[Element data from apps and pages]
* * *

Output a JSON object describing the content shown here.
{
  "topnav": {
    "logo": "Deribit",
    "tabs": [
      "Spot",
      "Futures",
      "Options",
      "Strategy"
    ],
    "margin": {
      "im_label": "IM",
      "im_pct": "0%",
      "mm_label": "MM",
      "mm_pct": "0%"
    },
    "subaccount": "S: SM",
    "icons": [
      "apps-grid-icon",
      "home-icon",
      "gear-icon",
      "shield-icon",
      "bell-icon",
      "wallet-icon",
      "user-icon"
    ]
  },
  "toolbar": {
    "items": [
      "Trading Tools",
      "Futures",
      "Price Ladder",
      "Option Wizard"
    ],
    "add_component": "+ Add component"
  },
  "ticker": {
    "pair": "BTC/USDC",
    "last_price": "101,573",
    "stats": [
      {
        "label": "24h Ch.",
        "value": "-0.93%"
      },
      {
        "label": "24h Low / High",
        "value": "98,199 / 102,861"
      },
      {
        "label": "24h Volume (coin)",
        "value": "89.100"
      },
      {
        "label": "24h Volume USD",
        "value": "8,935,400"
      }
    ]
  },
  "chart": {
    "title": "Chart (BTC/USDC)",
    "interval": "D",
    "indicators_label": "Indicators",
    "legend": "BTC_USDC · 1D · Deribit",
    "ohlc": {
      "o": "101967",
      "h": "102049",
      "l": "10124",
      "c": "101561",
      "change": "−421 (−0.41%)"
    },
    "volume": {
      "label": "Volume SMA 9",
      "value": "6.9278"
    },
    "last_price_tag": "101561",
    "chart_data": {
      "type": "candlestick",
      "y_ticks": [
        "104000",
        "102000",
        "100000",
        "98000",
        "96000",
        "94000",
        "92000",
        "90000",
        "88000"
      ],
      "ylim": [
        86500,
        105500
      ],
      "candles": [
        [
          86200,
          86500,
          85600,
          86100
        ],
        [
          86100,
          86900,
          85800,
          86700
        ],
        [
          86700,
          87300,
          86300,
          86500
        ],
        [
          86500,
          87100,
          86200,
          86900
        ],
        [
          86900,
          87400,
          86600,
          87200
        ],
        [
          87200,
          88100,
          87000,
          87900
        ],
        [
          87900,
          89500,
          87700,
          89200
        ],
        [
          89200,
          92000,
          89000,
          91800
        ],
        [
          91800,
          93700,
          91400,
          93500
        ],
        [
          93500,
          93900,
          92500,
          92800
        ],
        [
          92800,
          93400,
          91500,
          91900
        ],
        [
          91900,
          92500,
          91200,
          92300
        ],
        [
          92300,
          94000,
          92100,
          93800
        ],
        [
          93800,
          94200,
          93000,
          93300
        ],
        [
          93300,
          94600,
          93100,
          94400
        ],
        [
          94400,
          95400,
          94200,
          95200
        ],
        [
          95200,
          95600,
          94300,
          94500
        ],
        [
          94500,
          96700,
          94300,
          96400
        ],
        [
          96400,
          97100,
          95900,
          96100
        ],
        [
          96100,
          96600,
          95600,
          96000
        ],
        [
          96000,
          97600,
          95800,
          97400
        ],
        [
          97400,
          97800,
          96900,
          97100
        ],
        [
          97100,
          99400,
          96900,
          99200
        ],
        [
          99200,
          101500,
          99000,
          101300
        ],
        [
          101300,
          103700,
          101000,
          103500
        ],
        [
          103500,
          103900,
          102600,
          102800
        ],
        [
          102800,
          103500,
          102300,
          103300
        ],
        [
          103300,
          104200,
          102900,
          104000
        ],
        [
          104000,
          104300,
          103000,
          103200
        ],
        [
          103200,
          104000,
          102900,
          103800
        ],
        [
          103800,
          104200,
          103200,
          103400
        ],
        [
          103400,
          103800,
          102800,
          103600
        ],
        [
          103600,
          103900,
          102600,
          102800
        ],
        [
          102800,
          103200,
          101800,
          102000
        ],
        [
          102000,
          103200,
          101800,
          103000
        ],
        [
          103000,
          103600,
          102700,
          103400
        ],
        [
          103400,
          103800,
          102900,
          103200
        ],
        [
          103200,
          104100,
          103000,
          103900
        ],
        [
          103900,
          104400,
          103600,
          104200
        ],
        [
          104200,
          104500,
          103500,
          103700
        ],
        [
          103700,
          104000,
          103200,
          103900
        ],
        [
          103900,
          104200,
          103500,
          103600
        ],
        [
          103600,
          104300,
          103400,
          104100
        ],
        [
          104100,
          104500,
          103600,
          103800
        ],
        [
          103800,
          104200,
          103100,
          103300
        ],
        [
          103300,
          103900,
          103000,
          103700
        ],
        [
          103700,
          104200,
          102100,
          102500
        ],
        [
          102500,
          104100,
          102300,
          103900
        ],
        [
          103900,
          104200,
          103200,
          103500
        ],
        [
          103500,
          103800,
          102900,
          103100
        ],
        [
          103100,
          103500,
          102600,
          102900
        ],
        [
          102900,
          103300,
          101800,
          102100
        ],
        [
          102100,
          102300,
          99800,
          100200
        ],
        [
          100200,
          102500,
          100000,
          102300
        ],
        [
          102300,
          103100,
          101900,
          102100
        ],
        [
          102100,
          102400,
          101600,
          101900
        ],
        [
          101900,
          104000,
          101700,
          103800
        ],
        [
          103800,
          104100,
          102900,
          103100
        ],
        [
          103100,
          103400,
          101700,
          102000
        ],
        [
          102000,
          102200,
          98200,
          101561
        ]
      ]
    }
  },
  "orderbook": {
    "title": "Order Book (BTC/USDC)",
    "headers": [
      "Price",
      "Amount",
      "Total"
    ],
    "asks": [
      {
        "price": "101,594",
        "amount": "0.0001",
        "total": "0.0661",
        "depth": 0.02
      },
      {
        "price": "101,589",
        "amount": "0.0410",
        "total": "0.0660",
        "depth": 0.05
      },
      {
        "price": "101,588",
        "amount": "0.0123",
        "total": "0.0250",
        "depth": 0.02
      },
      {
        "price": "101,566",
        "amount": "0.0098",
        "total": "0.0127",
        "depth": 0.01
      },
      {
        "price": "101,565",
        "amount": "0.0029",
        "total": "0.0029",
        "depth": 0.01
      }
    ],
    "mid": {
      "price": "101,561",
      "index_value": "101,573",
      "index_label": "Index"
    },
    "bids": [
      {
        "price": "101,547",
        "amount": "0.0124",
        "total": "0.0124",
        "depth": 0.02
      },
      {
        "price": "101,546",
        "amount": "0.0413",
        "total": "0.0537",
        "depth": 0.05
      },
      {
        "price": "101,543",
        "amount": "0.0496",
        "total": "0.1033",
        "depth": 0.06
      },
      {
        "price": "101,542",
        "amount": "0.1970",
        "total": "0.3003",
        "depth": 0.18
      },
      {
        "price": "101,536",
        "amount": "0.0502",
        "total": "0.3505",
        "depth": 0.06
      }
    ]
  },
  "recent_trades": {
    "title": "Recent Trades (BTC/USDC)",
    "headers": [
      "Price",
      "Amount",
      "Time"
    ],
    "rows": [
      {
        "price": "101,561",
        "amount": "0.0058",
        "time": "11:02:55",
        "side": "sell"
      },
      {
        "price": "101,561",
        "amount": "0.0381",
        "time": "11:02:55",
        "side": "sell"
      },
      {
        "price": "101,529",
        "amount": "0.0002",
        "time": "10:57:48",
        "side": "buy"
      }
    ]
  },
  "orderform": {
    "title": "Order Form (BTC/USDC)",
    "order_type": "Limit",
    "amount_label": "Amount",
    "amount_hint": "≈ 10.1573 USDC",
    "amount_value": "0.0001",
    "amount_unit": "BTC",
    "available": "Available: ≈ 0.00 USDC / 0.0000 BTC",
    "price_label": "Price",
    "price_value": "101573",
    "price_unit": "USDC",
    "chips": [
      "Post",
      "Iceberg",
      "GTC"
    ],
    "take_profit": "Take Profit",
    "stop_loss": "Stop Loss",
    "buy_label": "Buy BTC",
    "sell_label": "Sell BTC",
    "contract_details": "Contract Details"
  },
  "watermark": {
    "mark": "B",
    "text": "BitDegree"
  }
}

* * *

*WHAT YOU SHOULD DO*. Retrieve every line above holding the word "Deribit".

*WRITTEN RESPONSE*.
    "logo": "Deribit",
    "legend": "BTC_USDC · 1D · Deribit",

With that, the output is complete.